    If the member chooses 2015 scheme equivalent benefits for the remedy period and the ERRBO contributions would add value to those benefits either because an actuarial reduction would otherwise apply, or the benefits would be increased for retirement after SPA, the member may choose to forego compensation and instead become entitled to a benefit from the legacy section of an equivalent value to that which the ERRBO contributions would have attracted in the 2015 scheme.

    Pension Sharing Orders (Pension on Divorce):
    Pension benefits can be one of the most valuable assets that individuals have. Consequently, the value of any pension benefits must be considered as part of a divorce settlement or on the dissolution of a civil partnership. A valuation of the pension benefits is calculated using a cash equivalent transfer value. Once pension assets have been identified and valued, the parties must agree, with the assistance of the court, how to use this value in any financial settlement.

    As a result of the remedy, it is possible that the valuation of the pension benefits, calculated on the ‘transfer day’, (the effective date of the relevant pension sharing order) might have been different had the member’s remediable service always been in the alternate scheme. This means that the pension credit member might have been given a different amount of pension credit. For the purposes of the McCloud remedy, only pension sharing orders with an effective date after 1 April 2015 are affected. The 2022 act does not give schemes the power to amend pension sharing orders, the sealed order is final, instead what the 2022 act does is give schemes the power in their regulations to adjust the pension debit and pension credit as a consequence of the McCloud remedy.

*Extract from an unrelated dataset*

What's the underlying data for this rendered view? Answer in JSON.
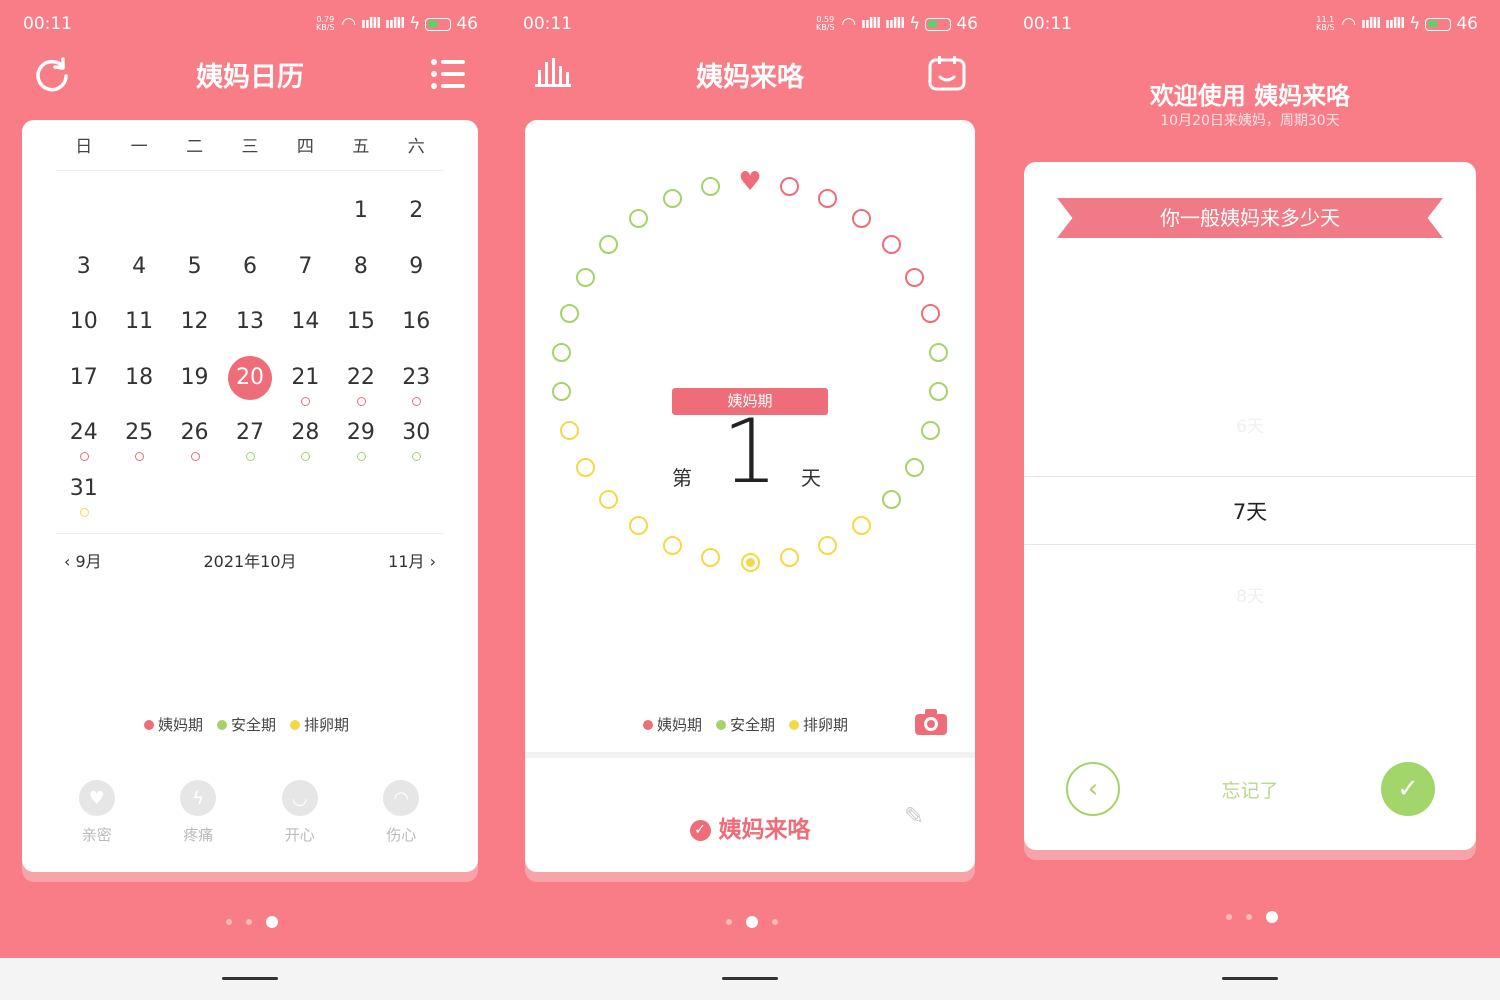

    Transfers of Benefits – Non HSC/NHS:
    Unprotected members or taper protected members who transferred benefits into the 2015 scheme during the remedy period in circumstances where club terms did not apply.

    As a result of the transfer payment the member will have been credited with transfer rights of an earnings credit in the 2015 scheme. On rollback of the member’s remediable service to the member’s legacy scheme, the member’s transfer rights in the 2015 scheme are extinguished. The transfer payment must be treated as if it had been received by the member’s remedy section of the legacy scheme and the member will receive either a service credit or an earnings credit (if the member is a practitioner) in that section.

    Where the member subsequently makes a deferred choice election to have 2015 scheme equivalent benefits paid for their remediable service, the member’s transfer rights are amended so that they are of an equivalent value to the rights the member would have secured if the transfer had been made to the 2015 scheme.

    Transfer of Benefits from other and corresponding Health Service Schemes:
    If a period of remediable service in the Health Service Scheme for Scotland or England & Wales is transferred to the HSC Pension Scheme for Northern Ireland, it will be treated as a period of remediable service in the scheme for Northern Ireland. For such service that was transferred to the 2015 scheme, this will mean the service will roll back to the member’s legacy scheme along with any other remedial service.